The Gucci "trailer", itself a promotion for a later "mini-movie" style commercial, features Rachel Evan Wood, Chris Evans, and bears the name and unmistakable style of comic-book legend Frank Miller. Wood spins around in a 50's-style convertable with fire spurting from the wheels, Chris Evans stares at the camera doing his best to look intense and meaningful, and the silhouette of an undressing woman dances enticingly on a wall - this is a perfume add for women with a masculine neo-noir atmosphere, high-octane visuals, and not one hair flick or floaty floral dress in sight. While I am more than usually inclined to roll my eyes at Hollywood's, or any other strictly-mainstream organisation's, attempt to be "dark", "niche", or even "geeky" ("geek-chic" is a term that should be banned in all English-speaking countries on pain of disembowelment by rhinoceros) it looks like the trend isn't abating any time soon - and I'm not sure that in this case, it should.

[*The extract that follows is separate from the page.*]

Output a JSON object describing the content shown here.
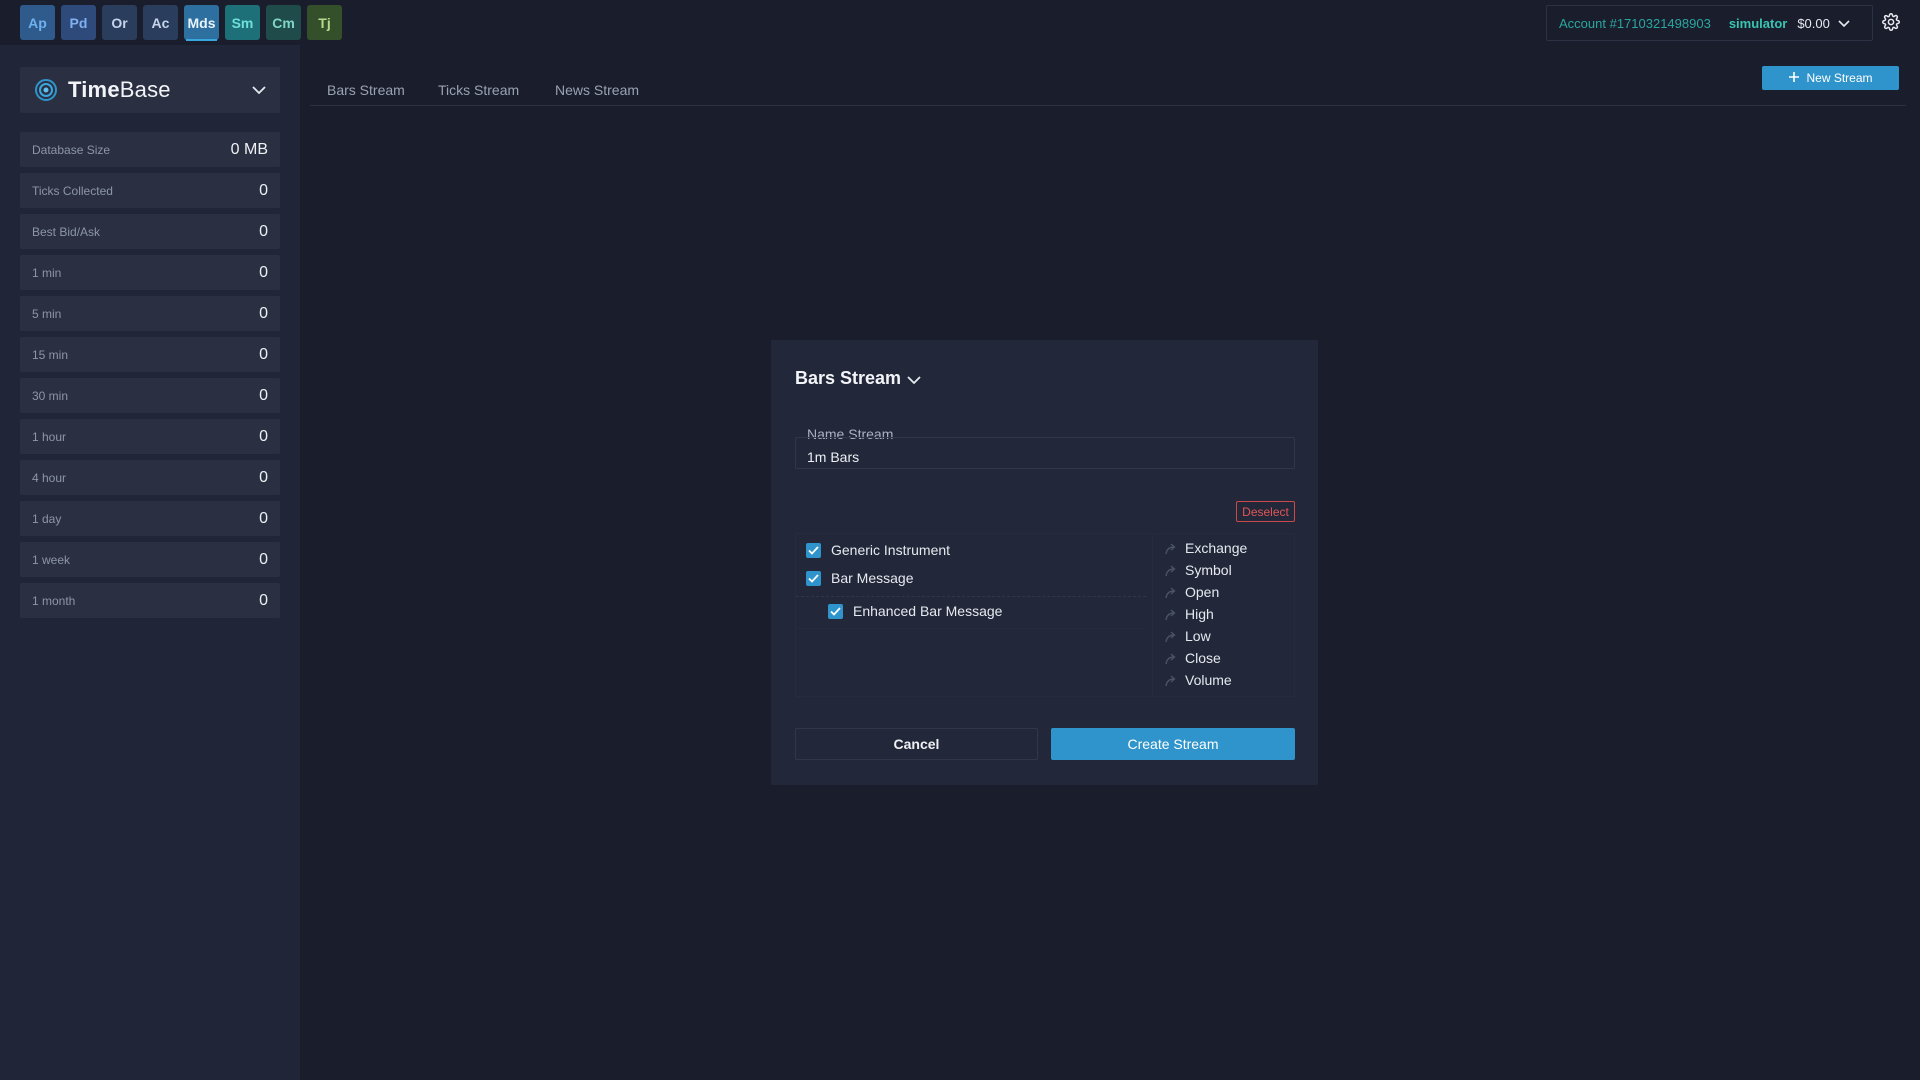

If this perfume add is anything to go by, it shows that women are expanding their horizons (or, as commercials always echo what has already happened, have already expanded their horizons) to fields more traditionally reserved for the men. Hells yes, they can appreciate some sexy retro machinery driven by a dazzling blond in a revealing dress. There's no forced messages of being 'pretty' (Flora) 'famous' (The One) or sexy and nothing else (Light Blue) - it is sexuality that is attempting to sell this product, but a different kind to the one usually associated with perfume adds. This sexuality is fierce, empowered, and just as pleasing to the man on the sofa, as well as his girlfriend. It isn't a warped female vision of what is 'sexy' (all too often ensuring walking rib-cages and hyperbolic styling) - it is a blend of masculine and feminine desire, attraction, and appeal.
Of course it is impossible to judge before seeing the complete commercial, but this advert appears to be more about selling a much more healthy, balanced image of sexuality along with the perfume - and in this sub-section of the industry, where as much depends on image of the product as the perfume itself - this is no small thing.

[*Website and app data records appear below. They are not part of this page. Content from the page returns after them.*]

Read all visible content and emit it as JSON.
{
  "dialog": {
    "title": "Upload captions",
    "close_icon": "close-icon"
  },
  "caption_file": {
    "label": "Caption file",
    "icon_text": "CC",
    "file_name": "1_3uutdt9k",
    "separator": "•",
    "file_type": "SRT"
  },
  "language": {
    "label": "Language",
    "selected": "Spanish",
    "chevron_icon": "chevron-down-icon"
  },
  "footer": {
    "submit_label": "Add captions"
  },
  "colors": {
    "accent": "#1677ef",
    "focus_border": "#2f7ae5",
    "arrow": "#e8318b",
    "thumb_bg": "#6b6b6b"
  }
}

You can watch the trailer here.
Visit Gucci's official website here.